WORK REQUIRED
Only a number is expected: how many lines in the data below contain the word "this".

※ ※ ※

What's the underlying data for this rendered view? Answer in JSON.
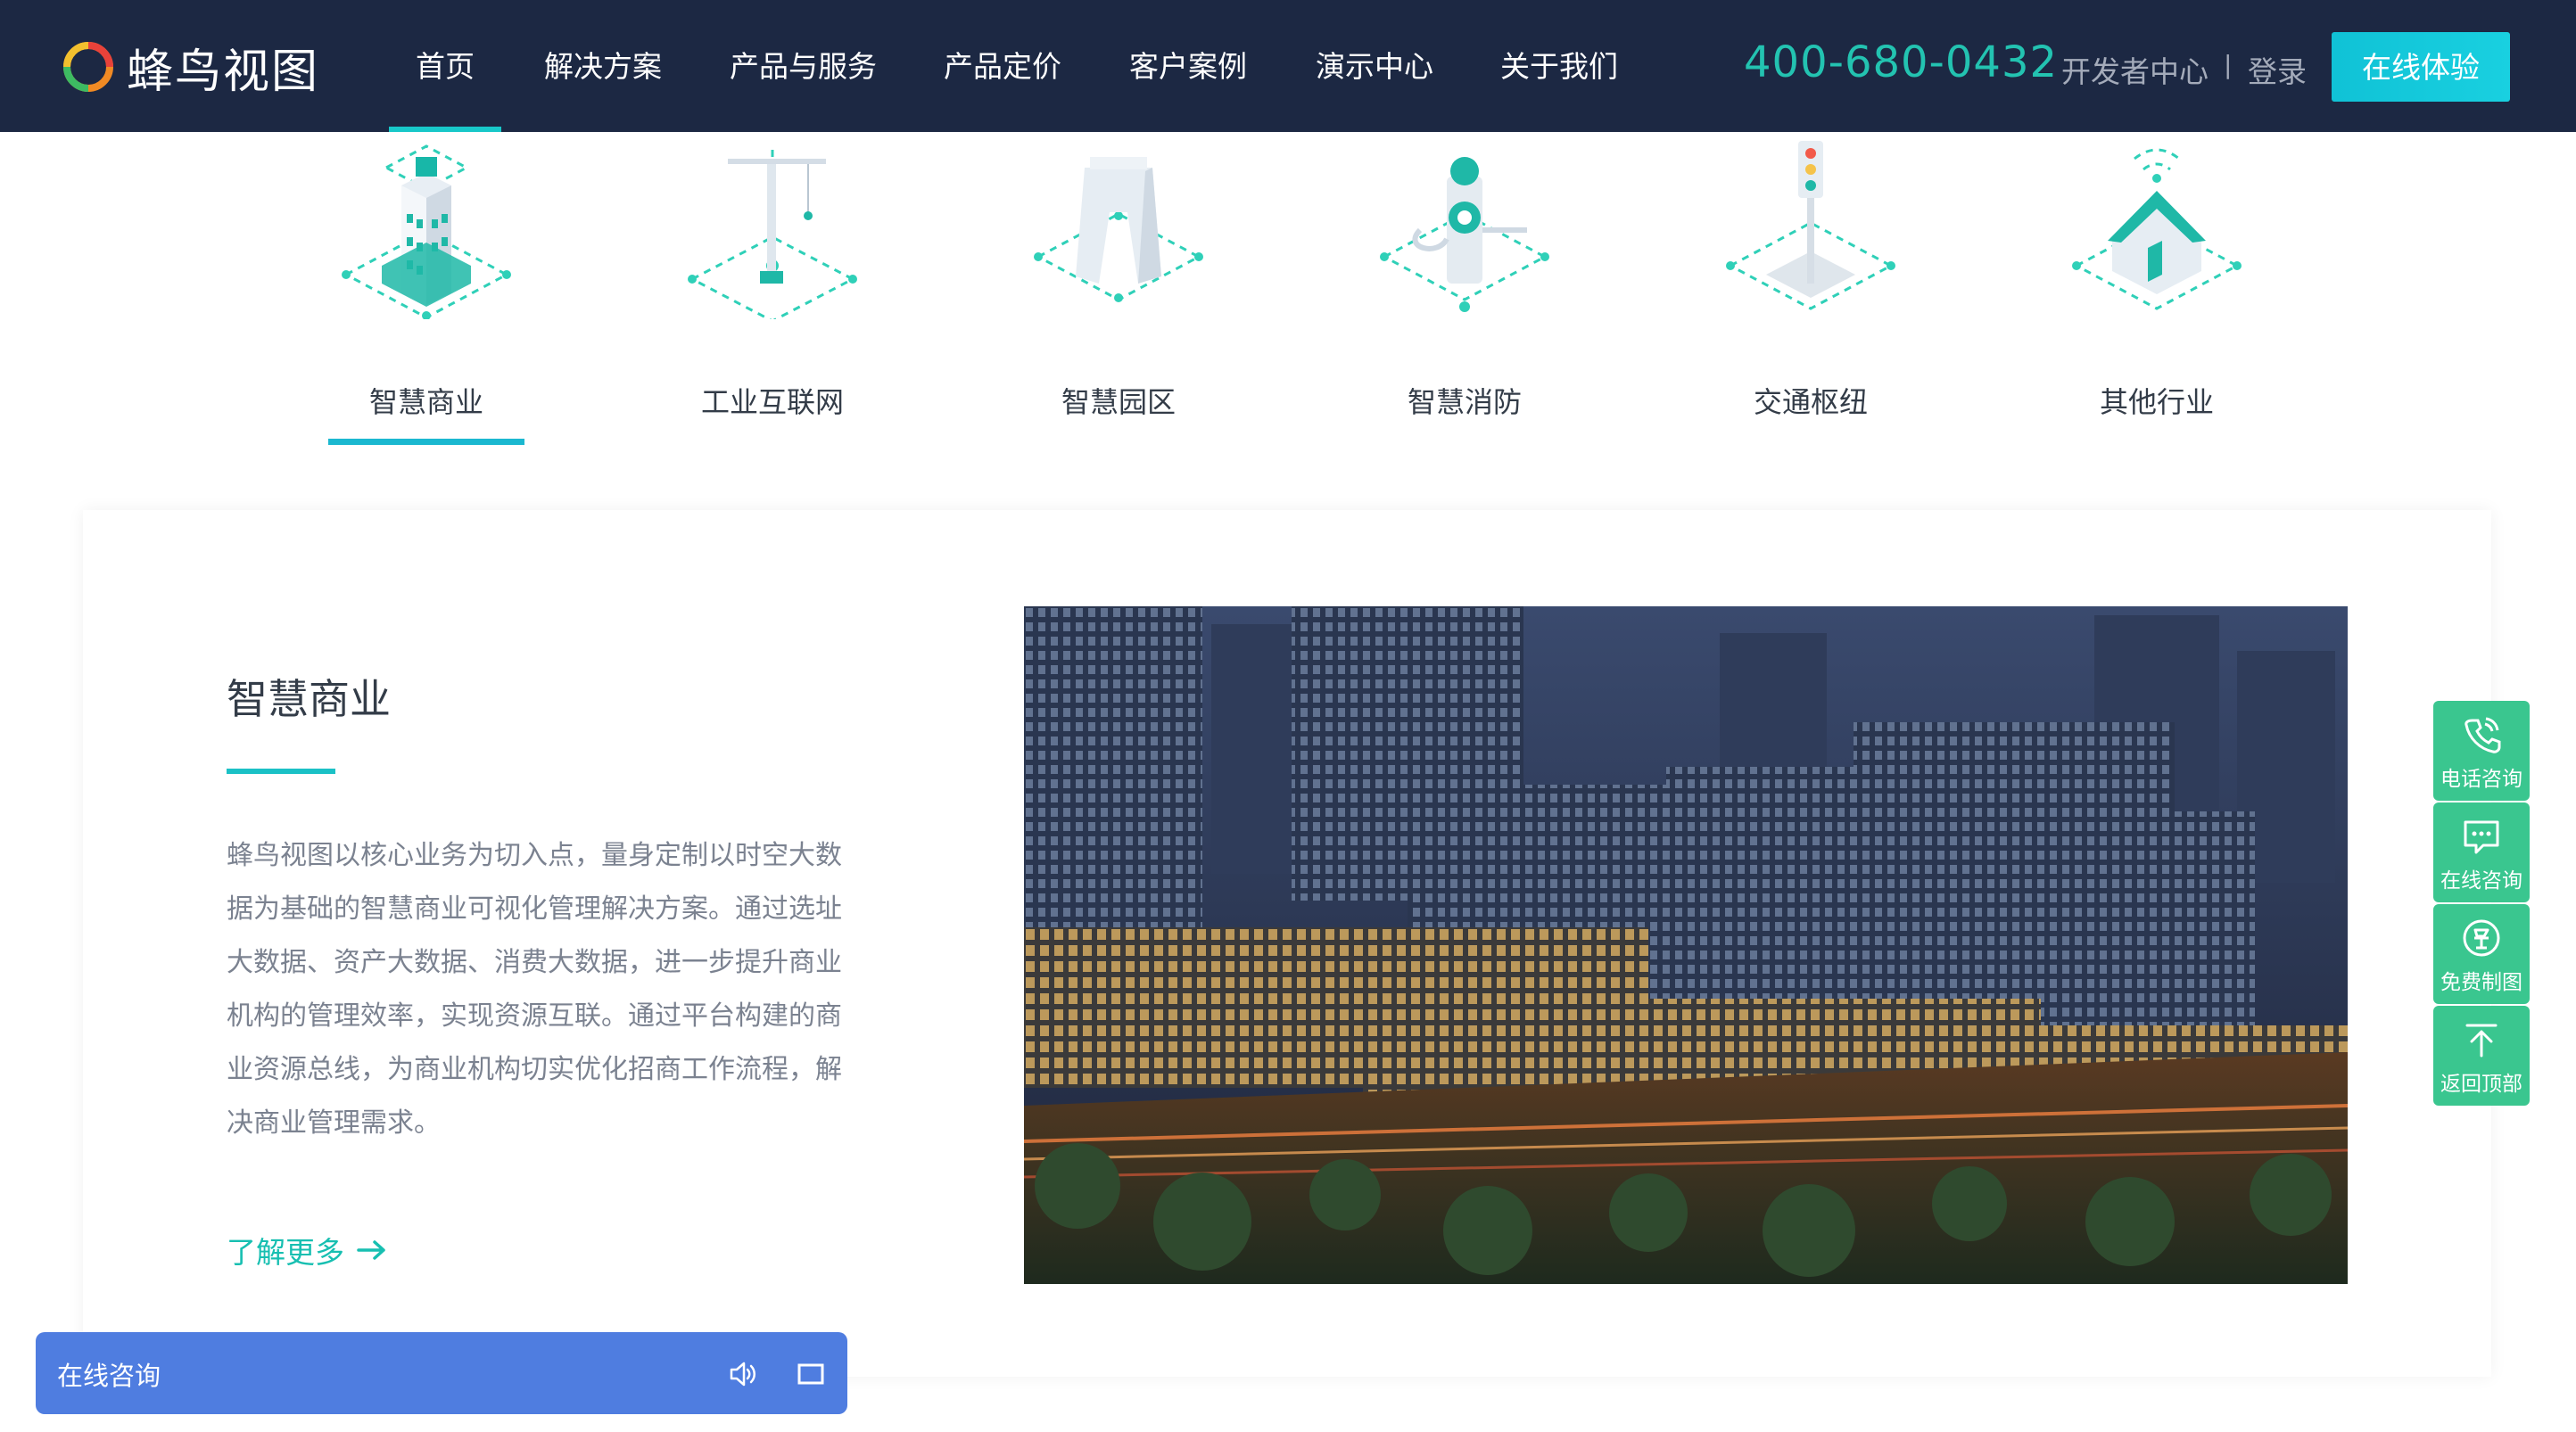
{
  "header": {
    "logo_text": "蜂鸟视图",
    "nav": [
      {
        "label": "首页"
      },
      {
        "label": "解决方案"
      },
      {
        "label": "产品与服务"
      },
      {
        "label": "产品定价"
      },
      {
        "label": "客户案例"
      },
      {
        "label": "演示中心"
      },
      {
        "label": "关于我们"
      }
    ],
    "active_nav": "首页",
    "phone": "400-680-0432",
    "developer_link": "开发者中心",
    "separator": "|",
    "login_link": "登录",
    "try_button": "在线体验"
  },
  "industries": [
    {
      "label": "智慧商业",
      "icon": "office-building-icon"
    },
    {
      "label": "工业互联网",
      "icon": "tower-crane-icon"
    },
    {
      "label": "智慧园区",
      "icon": "park-gate-icon"
    },
    {
      "label": "智慧消防",
      "icon": "fire-hydrant-icon"
    },
    {
      "label": "交通枢纽",
      "icon": "traffic-light-icon"
    },
    {
      "label": "其他行业",
      "icon": "smart-home-icon"
    }
  ],
  "active_industry": "智慧商业",
  "detail": {
    "title": "智慧商业",
    "lines": [
      "蜂鸟视图以核心业务为切入点，量身定制以时空大数",
      "据为基础的智慧商业可视化管理解决方案。通过选址",
      "大数据、资产大数据、消费大数据，进一步提升商业",
      "机构的管理效率，实现资源互联。通过平台构建的商",
      "业资源总线，为商业机构切实优化招商工作流程，解",
      "决商业管理需求。"
    ],
    "more_link": "了解更多"
  },
  "side_tools": [
    {
      "label": "电话咨询",
      "icon": "phone-icon"
    },
    {
      "label": "在线咨询",
      "icon": "chat-bubble-icon"
    },
    {
      "label": "免费制图",
      "icon": "free-badge-icon"
    },
    {
      "label": "返回顶部",
      "icon": "back-to-top-icon"
    }
  ],
  "chat_bar": {
    "label": "在线咨询"
  },
  "colors": {
    "header_bg": "#1c2843",
    "accent_teal": "#18c8c9",
    "phone_green": "#23c3b1",
    "side_tool_green": "#3ac68f",
    "chat_blue": "#4f7de0"
  }
}
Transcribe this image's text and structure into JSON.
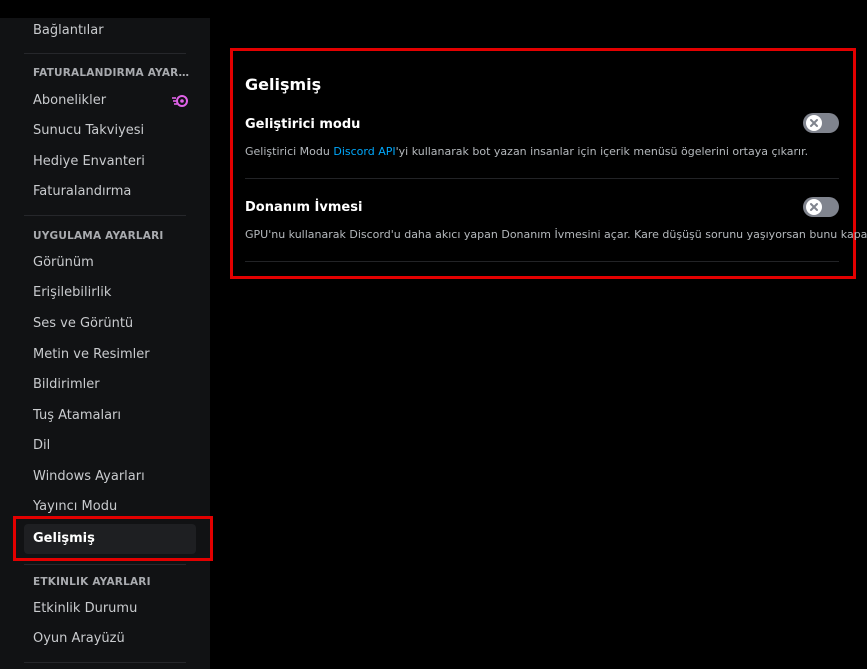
{
  "sidebar": {
    "items_top": [
      {
        "label": "Bağlantılar"
      }
    ],
    "billing": {
      "header": "FATURALANDIRMA AYARLARI",
      "items": [
        {
          "label": "Abonelikler",
          "icon": "nitro-icon"
        },
        {
          "label": "Sunucu Takviyesi"
        },
        {
          "label": "Hediye Envanteri"
        },
        {
          "label": "Faturalandırma"
        }
      ]
    },
    "app": {
      "header": "UYGULAMA AYARLARI",
      "items": [
        {
          "label": "Görünüm"
        },
        {
          "label": "Erişilebilirlik"
        },
        {
          "label": "Ses ve Görüntü"
        },
        {
          "label": "Metin ve Resimler"
        },
        {
          "label": "Bildirimler"
        },
        {
          "label": "Tuş Atamaları"
        },
        {
          "label": "Dil"
        },
        {
          "label": "Windows Ayarları"
        },
        {
          "label": "Yayıncı Modu"
        },
        {
          "label": "Gelişmiş",
          "active": true
        }
      ]
    },
    "activity": {
      "header": "ETKİNLİK AYARLARI",
      "items": [
        {
          "label": "Etkinlik Durumu"
        },
        {
          "label": "Oyun Arayüzü"
        }
      ]
    }
  },
  "main": {
    "title": "Gelişmiş",
    "options": [
      {
        "label": "Geliştirici modu",
        "desc_before": "Geliştirici Modu ",
        "desc_link": "Discord API",
        "desc_after": "'yi kullanarak bot yazan insanlar için içerik menüsü ögelerini ortaya çıkarır.",
        "enabled": false
      },
      {
        "label": "Donanım İvmesi",
        "desc": "GPU'nu kullanarak Discord'u daha akıcı yapan Donanım İvmesini açar. Kare düşüşü sorunu yaşıyorsan bunu kapat.",
        "enabled": false
      }
    ]
  },
  "colors": {
    "highlight": "#e30000",
    "link": "#00a8fc",
    "nitro": "#e062e8",
    "toggle_off": "#80848e"
  }
}
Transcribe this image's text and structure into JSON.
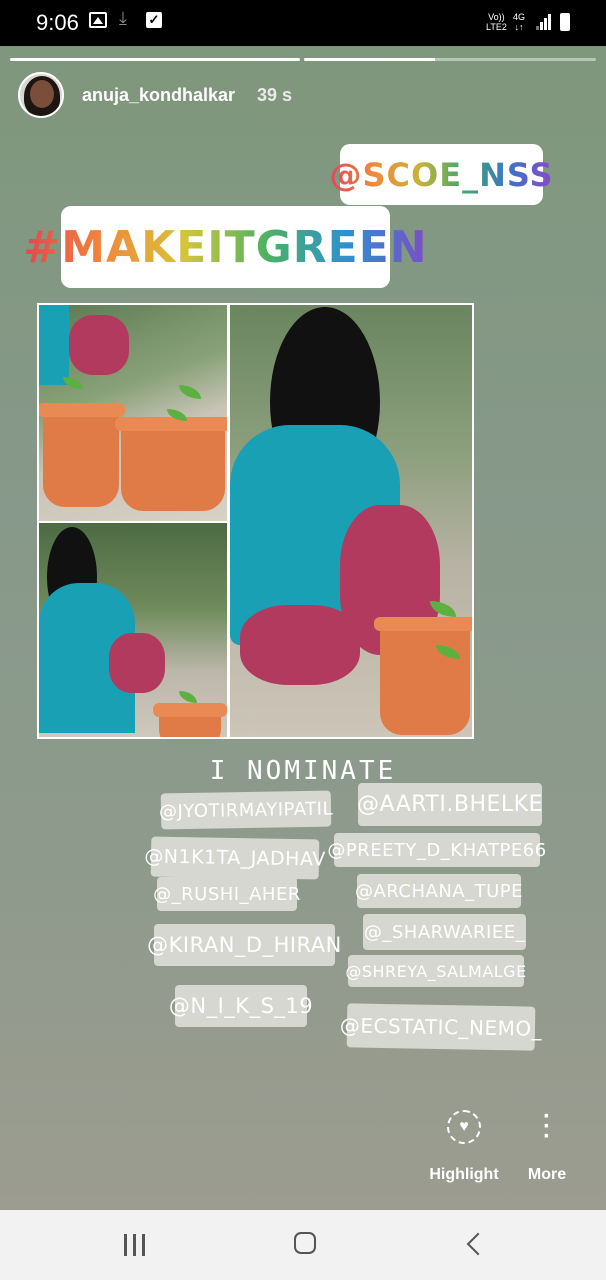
{
  "status_bar": {
    "time": "9:06",
    "network_top": "Vo))",
    "network_bottom": "LTE2",
    "data_top": "4G",
    "data_bottom": "↓↑",
    "icons": [
      "gallery-icon",
      "download-icon",
      "check-icon",
      "signal-icon",
      "battery-icon"
    ]
  },
  "story": {
    "progress": [
      1.0,
      0.45
    ],
    "username": "anuja_kondhalkar",
    "time_ago": "39 s",
    "stickers": {
      "mention_main": "@SCOE_NSS",
      "hashtag": "#MAKEITGREEN"
    },
    "nominate_heading": "I NOMINATE",
    "nominees": [
      "@JYOTIRMAYIPATIL",
      "@AARTI.BHELKE",
      "@N1K1TA_JADHAV",
      "@PREETY_D_KHATPE66",
      "@_RUSHI_AHER",
      "@ARCHANA_TUPE",
      "@KIRAN_D_HIRAN",
      "@_SHARWARIEE_",
      "@SHREYA_SALMALGE",
      "@N_I_K_S_19",
      "@ECSTATIC_NEMO_"
    ],
    "actions": {
      "highlight_label": "Highlight",
      "more_label": "More"
    }
  },
  "colors": {
    "story_bg_top": "#7f977c",
    "story_bg_bottom": "#9c9c90",
    "nav_bg": "#f2f2f2"
  }
}
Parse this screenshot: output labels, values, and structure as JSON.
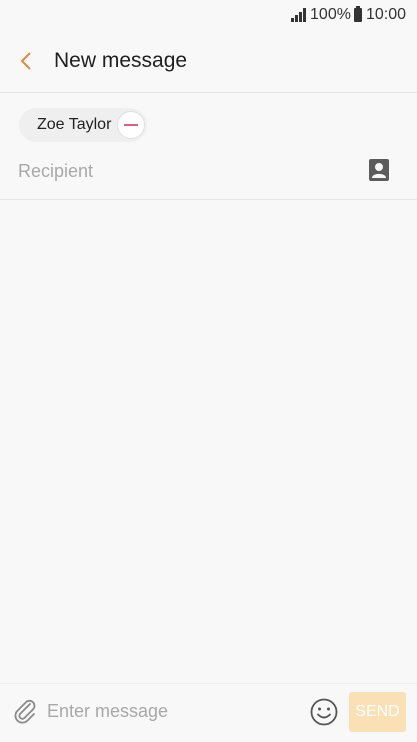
{
  "status_bar": {
    "battery": "100%",
    "time": "10:00",
    "icons": [
      "signal-icon",
      "battery-icon"
    ]
  },
  "header": {
    "back_icon": "back-chevron-icon",
    "title": "New message"
  },
  "recipients": {
    "chips": [
      {
        "name": "Zoe Taylor",
        "remove_icon": "remove-minus-icon"
      }
    ],
    "input_placeholder": "Recipient",
    "contacts_icon": "contact-picker-icon"
  },
  "composer": {
    "attach_icon": "paperclip-icon",
    "message_placeholder": "Enter message",
    "emoji_icon": "emoji-icon",
    "send_label": "SEND"
  },
  "colors": {
    "accent": "#e08a3c",
    "remove": "#e0607a",
    "send_disabled": "#fbe0b6",
    "background": "#f8f8f8"
  }
}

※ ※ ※

WRITTEN ANSWER
4